NPR from Illinois State University
Play Live Radio
Next Up:
Available On Air Stations
Local News

911 Call, Police Reports Show Limits Of COVID Enforcement In B-N

Koos letters
Mayor Chris Koos sent warning letters on Monday, Nov. 16.

At least one Normal restaurant continued to offer indoor service even after a visit from police, in another sign of the limits of local enforcement of state COVID restrictions, records show.

Someone called 911 on Nov. 6 after noticing that Joe’s Station House in Normal was still serving customers indoors.

“I would just like to have an officer respond,” the caller said, according to audio obtained by WGLT. “I teach at ISU, and when students are gathering in groups of 10, they’re charged $750. So I just didn’t know … I would assume that’s true for anyone else gathering publicly, too.”

A Normal Police officer did respond Nov. 6 and found 55 patrons inside Joe’s, police reports show. Police told a co-owner that he was in violation of the state’s indoor dining ban.
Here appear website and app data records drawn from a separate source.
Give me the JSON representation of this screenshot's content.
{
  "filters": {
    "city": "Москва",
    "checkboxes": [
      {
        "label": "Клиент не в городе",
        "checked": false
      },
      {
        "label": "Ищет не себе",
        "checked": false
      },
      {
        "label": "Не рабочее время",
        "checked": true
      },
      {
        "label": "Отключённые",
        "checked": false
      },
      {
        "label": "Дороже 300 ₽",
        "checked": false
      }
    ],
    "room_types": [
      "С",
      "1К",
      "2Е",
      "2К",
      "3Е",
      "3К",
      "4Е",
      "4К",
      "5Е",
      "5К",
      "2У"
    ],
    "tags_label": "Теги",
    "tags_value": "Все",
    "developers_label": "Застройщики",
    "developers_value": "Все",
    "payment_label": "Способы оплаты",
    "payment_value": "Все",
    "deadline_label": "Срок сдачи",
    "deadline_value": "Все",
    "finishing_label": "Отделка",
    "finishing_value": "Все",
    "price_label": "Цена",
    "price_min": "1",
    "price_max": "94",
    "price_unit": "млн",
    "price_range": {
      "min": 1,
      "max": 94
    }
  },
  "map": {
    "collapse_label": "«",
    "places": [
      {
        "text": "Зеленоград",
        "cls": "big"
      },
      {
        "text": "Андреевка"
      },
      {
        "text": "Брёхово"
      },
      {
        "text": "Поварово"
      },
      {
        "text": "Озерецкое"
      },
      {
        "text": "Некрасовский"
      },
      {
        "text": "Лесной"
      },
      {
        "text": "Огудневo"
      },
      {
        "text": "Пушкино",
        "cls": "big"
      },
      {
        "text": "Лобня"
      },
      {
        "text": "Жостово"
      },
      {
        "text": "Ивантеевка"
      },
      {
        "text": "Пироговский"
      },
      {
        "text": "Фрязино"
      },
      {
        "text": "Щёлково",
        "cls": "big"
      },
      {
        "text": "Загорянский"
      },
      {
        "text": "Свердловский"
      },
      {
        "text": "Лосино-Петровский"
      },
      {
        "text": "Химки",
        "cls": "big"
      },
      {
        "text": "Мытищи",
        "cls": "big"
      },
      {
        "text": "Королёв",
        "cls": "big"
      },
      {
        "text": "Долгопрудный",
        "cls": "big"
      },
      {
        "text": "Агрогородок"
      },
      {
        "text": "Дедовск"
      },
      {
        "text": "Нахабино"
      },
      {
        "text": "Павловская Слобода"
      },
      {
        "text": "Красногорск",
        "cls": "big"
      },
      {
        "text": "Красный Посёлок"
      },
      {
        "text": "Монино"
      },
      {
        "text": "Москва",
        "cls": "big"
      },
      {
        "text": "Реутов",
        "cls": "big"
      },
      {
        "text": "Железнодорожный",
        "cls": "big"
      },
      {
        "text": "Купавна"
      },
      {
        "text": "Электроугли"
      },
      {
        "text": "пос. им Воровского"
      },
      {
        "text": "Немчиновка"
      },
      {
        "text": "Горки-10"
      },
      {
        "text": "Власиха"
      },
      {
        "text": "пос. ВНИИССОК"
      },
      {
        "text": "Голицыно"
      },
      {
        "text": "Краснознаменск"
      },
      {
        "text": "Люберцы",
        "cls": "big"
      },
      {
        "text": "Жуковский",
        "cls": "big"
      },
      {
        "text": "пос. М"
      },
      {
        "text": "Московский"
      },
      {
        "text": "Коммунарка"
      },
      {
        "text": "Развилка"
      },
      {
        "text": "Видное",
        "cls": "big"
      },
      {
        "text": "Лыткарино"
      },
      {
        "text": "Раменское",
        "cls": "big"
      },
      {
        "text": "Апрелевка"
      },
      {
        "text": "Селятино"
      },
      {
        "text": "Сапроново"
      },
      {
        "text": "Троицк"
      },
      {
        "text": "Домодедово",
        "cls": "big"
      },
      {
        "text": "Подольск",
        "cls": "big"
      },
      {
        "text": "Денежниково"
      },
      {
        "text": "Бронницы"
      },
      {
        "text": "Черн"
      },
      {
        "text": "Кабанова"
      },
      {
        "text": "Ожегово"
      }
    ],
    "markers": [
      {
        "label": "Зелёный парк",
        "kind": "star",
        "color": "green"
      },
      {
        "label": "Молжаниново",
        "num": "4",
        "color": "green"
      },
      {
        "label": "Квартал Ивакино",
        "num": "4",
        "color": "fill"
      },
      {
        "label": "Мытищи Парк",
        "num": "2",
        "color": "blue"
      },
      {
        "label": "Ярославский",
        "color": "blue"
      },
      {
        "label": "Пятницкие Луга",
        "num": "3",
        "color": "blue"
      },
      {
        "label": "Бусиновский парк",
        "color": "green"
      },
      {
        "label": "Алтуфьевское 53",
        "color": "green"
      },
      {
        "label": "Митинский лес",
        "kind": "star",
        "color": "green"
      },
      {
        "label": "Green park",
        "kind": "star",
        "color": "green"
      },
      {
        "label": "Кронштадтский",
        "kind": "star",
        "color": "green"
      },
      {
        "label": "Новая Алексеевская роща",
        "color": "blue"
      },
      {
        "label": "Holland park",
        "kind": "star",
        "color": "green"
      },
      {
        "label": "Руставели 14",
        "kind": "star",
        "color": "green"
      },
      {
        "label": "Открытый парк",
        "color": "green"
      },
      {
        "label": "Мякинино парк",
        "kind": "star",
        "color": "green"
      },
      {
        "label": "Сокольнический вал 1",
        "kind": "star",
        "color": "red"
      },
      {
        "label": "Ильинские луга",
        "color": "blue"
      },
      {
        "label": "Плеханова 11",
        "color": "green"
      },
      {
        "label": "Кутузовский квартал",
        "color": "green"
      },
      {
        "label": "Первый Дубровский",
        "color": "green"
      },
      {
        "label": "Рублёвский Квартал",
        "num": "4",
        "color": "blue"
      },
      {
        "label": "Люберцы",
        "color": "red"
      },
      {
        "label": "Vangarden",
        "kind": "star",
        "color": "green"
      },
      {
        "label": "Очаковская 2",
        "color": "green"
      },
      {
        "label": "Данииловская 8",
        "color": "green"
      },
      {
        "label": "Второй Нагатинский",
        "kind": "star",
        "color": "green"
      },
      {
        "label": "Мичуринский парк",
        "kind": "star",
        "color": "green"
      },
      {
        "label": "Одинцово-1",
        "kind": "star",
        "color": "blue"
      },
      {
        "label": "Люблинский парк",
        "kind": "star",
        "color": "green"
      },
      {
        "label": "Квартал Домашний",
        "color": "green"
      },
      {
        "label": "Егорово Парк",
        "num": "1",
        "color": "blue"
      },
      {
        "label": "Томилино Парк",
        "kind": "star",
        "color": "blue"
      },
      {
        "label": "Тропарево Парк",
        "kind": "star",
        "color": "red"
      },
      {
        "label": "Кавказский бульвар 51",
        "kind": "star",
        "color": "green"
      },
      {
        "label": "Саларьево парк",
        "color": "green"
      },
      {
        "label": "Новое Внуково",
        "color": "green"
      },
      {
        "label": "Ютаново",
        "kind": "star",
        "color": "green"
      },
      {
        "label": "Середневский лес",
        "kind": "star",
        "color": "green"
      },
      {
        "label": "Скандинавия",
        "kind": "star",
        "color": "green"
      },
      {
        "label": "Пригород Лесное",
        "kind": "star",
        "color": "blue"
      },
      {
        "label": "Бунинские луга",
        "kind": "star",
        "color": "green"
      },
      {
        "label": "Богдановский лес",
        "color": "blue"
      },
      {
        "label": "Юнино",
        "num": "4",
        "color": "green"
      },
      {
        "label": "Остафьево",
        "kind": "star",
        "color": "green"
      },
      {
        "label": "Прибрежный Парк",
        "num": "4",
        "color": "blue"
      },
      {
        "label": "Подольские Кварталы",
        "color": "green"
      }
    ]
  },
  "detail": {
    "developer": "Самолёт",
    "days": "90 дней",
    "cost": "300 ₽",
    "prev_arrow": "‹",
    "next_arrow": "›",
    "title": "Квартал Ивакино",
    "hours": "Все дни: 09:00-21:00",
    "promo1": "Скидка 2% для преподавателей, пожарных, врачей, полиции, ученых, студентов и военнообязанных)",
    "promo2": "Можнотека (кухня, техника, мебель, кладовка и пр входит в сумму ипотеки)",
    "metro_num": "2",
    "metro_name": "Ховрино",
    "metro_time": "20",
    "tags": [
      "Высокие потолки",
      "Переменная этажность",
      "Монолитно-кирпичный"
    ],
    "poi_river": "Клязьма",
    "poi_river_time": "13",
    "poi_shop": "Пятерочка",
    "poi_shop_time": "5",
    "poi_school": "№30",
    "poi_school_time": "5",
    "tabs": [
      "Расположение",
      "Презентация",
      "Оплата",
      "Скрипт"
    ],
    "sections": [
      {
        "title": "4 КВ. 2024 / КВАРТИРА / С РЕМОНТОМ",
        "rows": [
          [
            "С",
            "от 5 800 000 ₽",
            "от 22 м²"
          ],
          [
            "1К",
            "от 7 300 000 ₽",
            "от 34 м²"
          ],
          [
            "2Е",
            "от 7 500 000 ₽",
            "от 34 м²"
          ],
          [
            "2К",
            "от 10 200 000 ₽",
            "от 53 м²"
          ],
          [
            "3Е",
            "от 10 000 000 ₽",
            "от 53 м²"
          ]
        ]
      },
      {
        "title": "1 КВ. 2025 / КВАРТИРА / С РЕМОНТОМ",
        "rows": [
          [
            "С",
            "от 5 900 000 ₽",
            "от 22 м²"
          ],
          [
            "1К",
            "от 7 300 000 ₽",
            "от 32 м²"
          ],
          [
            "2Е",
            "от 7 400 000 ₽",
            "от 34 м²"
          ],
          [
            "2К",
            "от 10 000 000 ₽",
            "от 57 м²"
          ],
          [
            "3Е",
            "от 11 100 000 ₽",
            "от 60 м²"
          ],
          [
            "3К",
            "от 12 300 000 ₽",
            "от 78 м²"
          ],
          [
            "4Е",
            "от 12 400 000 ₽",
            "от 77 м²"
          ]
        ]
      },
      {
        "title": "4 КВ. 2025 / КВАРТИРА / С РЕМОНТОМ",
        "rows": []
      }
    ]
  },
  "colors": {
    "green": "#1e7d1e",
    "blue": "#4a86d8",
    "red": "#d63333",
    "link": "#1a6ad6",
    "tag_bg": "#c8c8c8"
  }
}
That was no surprise because Joe’s had announced plans to continue offering indoor service on its Facebook page on Nov. 4, the same day the new restrictions went into effect. Joe's said it notified the McLean County Health Department (MCHD), in advance, of its plans.

“The order by the Governor suggests that restaurants are solely the cause of the spikes and conversely that we haven’t taken every precaution required of us,” the post read. “That could not be further from the truth.”

Normal Police returned to Joe’s on Nov. 13 and found the restaurant was still serving patrons indoors; this time there were only 15 to 20 people inside, police reports show. A manager told police “they were taking the COVID-19 situation very seriously and taking all the safety precautions possible. He noted there were more persons in the nearby Target and local big box stores than in his restaurant,” according to the police report.

Mayor Chris Koos sent Joe’s a letter on Nov. 16 about its alleged violations. Police reports were sent to the McLean County Health Department.

“As a liquor licensee in the Town of Normal, you have the duty to follow the law,” Koos wrote. “A violation may subject you to fines or to the suspension or revocation of your liquor license.”

The Joe’s Facebook page suggests it’s now only offering carryout and delivery. The owners of Joe’s did not respond to questions from WGLT last week.

Letter to Joe's From Ma... by Ryan Denham

Koos also sent a warning letter to Maggie Miley’s in Uptown Normal. Police visited Maggie’s on the afternoon of Nov. 15 and found seven patrons and five masked staff members inside the restaurant and bar, police reports show. A manager told police Maggie’s had been following the rules, but high winds that day made it too dangerous to use its outdoor tent area, records show.

The manager said they would shut down their indoor seating immediately, which police saw happen.

Since then, Maggie’s announced on Facebook it will shut down entirely “until further notice” starting Nov. 25.

“We hope that we have a 17th anniversary and many more, but we have to get through this first and with the government mandates and NO local, state, or federal relief, that will be very challenging. We know we are not alone in this and hope and pray for everyone to stay safe and healthy during this crazy time,” Maggie’s said on Facebook.

The City of Bloomington also is dealing with alleged COVID rule-breakers. A special liquor commission meeting was set for Friday afternoon, where 12 Bloomington bars stand accused of allowing indoor service and staying open past the 11 p.m. limit.

It’s a harsher approach to enforcement than McLean County has seen at other points in the pandemic. The public has been encouraged to file complaints with MCHD, but agency officials say they have “no authority to close or fine businesses for non-compliance with the state’s guidelines or proclamations.” The Illinois Municipal League says most cities, towns and villages have a limited set of tools when it comes to implementing coronavirus mitigation measures.

The pandemic has decimated Bloomington-Normal’s leisure and hospitality sector, including restaurants, bars, hotels, museums and the arts. Thousands of people remain out of work, and a new, even stricter round of restrictions went into effect Friday. 

There's no subscription fee to listen or read our stories. Everyone can access this essential public service thanks to community support. Donate now, and help fund your public media.